In-Process 4th May
Greetings and May the Fourth be with you! Sorry, I couldn’t resist that little Star Wars opening. Also, thank you to all the firefighters out there, as today is also International Firefighters’ day.
The team have all been busy as well. Jamie and Reef are still hard at work on ARIA support in NVDA, particularly for Chrome. You might be wondering, what exactly is ARIA? ARIA is a way of making the newer controls used in modern, dynamic websites accessible. Good web authoring practice goes a long way. ARIA allows developers to define the role and functionality of elements. This enables programs such as NVDA to interact with controls on web applications logically, based on the role of the object. It also enables better handling of dynamic content which can change automatically.

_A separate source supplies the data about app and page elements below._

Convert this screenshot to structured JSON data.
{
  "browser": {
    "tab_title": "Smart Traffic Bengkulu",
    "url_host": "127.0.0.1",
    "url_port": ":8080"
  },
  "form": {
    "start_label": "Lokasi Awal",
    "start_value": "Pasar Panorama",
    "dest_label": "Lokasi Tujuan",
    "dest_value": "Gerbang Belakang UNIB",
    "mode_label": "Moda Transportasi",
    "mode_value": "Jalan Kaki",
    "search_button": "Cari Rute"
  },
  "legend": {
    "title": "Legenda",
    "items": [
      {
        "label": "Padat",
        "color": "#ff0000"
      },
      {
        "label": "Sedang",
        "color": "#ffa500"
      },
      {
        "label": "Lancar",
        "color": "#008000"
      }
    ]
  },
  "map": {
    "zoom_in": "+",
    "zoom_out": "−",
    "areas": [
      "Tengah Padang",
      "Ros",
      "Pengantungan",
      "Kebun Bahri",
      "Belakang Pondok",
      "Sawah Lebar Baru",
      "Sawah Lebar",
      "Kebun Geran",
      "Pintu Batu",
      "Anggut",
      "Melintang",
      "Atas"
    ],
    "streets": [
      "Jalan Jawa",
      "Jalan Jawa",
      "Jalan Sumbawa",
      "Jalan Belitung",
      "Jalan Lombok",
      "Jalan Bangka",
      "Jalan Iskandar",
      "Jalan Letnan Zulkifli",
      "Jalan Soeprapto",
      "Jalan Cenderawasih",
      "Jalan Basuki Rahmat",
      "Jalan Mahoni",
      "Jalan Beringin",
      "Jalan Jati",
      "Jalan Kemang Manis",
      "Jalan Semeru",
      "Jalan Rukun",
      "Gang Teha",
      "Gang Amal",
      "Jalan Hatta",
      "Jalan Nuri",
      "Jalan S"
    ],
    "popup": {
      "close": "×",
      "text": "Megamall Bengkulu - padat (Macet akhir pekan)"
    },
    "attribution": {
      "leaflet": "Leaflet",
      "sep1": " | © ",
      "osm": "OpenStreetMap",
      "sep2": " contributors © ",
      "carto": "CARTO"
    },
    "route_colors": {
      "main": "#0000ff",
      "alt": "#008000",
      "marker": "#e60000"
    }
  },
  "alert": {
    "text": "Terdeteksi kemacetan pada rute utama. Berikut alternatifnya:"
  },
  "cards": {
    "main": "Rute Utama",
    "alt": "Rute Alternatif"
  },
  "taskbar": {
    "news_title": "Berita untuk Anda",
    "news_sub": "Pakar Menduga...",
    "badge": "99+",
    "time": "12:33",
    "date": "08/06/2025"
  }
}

Jamie is working on the NVDACon keynote and Reef is working on his session. The NVDACon planning committee are doing great work getting ready. This years NVDACon promises to be bigger and better than ever. See NVDACon.org for details.
Quentin is working on the last couple of sections of the Excel training material. For everyone waiting keenly for this training module, its release is drawing ever closer. The “Basic Training for NVDA” and “Microsoft Word with NVDA” modules remain popular. Even advanced users have commented on how much they have learnt from these modules. The certification for the “Basic Training for NVDA” is in high demand. Many users are now able to share their accreditation as an NVDA Certified Expert. See The NV Access Shop for the training modules, and the Certification System for information on becoming an NVDA Certified Expert.

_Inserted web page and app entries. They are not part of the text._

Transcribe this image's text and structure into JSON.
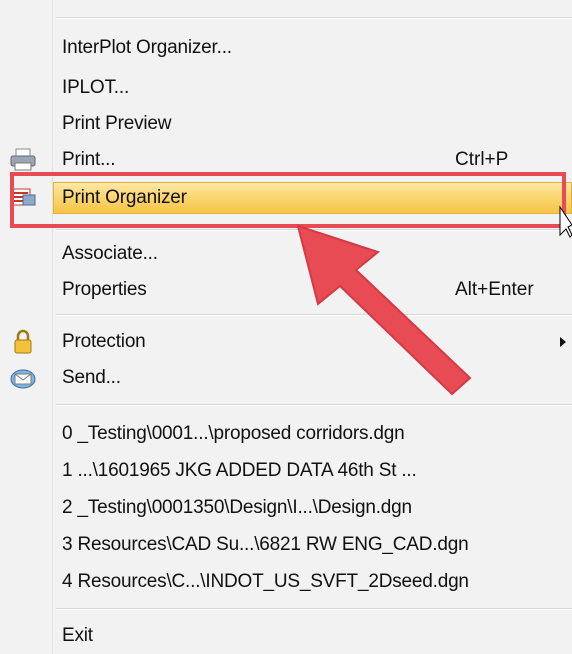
{
  "menu": {
    "items_top": [
      {
        "label": "InterPlot Organizer..."
      },
      {
        "label": "IPLOT..."
      },
      {
        "label": "Print Preview"
      },
      {
        "label": "Print...",
        "shortcut": "Ctrl+P",
        "icon": "printer-icon"
      },
      {
        "label": "Print Organizer",
        "icon": "print-organizer-icon",
        "highlighted": true
      }
    ],
    "items_mid": [
      {
        "label": "Associate..."
      },
      {
        "label": "Properties",
        "shortcut": "Alt+Enter"
      }
    ],
    "items_send": [
      {
        "label": "Protection",
        "icon": "lock-icon",
        "submenu": true
      },
      {
        "label": "Send...",
        "icon": "mail-icon"
      }
    ],
    "recent_files": [
      "0 _Testing\\0001...\\proposed corridors.dgn",
      "1 ...\\1601965  JKG ADDED DATA 46th St ...",
      "2 _Testing\\0001350\\Design\\I...\\Design.dgn",
      "3 Resources\\CAD Su...\\6821 RW ENG_CAD.dgn",
      "4 Resources\\C...\\INDOT_US_SVFT_2Dseed.dgn"
    ],
    "exit": "Exit"
  },
  "annotation": {
    "box_color": "#e94b55",
    "arrow_color": "#e94b55"
  },
  "colors": {
    "highlight_top": "#fde8a6",
    "highlight_bottom": "#f6c446"
  }
}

Jamie has also been working on support for Microsoft’s new OneCore or Mobile voices, which have been added to Windows 10. These are more responsive than the SAPI 5 voices and also cover more languages. Unfortunately, support for OneCore voices won’t make it into NVDA 2017.2 but it is something to look forward to in 2017.3.
Speaking of which, yes, the next release, NVDA 2017.2, is drawing closer. Keep an eye out for a release candidate around the time the next In-Process comes out. More details on the new features, fixes and other things to look out for will be in the next In-Process.
I’ve been asked lately about the difference between installed and portable versions of NVDA. Many users wonder what the best setup is for using NVDA on a shared computer.
When you download NVDA and run the setup file, a temporary copy of NVDA is loaded. This is used to speak details of the install and associated instructions and information. You can choose to “continue running” this temporary copy. The temporary copy is useful when using a snapshot build and wanting to check a new feature or fix. NVDA will work as normal until you quit it or shut the computer down. You can change the configuration, eg the synthesizer or speech rate, but these aren’t saved when NVDA exits.
A portable version of NVDA can be setup on a memory stick. This is useful when using a computer that you may not have administrator access to, such as in a library or shared computer lab. Nothing is added to the computer’s registry, but you can still save changes to settings. There are several restrictions to both temporary and portable versions of NVDA. These restrictions are documented in the NVDA User Guide
The main restrictions of temporary and portable versions are:
• The inability to automatically start during and/or after log-on, • The inability to interact with applications running with administrative privileges, unless of course NVDA itself has been run also with these privileges (not recommended). • The inability to read User Account Control (UAC) screens when trying to start an application with administrative privileges. • Windows 8 and later: the inability to support input from a touch screen. • Windows 8 and later: the inability to provide features such as browse mode and speaking of typed characters in Windows Store apps. • Windows 8 and later: audio ducking is not supported.
When you install NVDA, none of these restrictions applies. The full features of NVDA are available on any screen. NVDA can be used on UAC dialogs, and the login screen.
If you are using a shared computer, you may not want NVDA starting automatically on the login screen, or after logon. When installing, one of the setup screens has checkboxes to create a shortcut, and one to “Use NVDA on the logon screen”. When checked, this option will start NVDA when the computer boots and gets to the logon screen. Having NVDA running on the logon screen should not affect the way sighted users interact with the logon screen. Depending on the setup, it will simply read the information aloud, and/or make use of a connected Braille display. The welcome dialog has an option to “Automatically start NVDA after I log on to Windows”. If this is unchecked, NVDA will not start when this user is logged in. Even if this option is checked, NVDA won’t start when other users log in to their accounts on this computer, unless they have set that up. Both of these options are also available in the General settings dialog. Press NVDA+control+g to open the dialog. Note that the NVDA key is either INSERT or CAPS LOCK, depending on how it was setup.
It is perfectly possible to have NVDA installed on a computer, but only started when a user presses CONTROL+ALT+N. In that way, an NVDA user can share a computer, even a login, with sighted users and have NVDA only run when desired.
Have a great couple of weeks everyone. Don’t forget to block out your diary for NVDACon from the 19th to the 21st of May!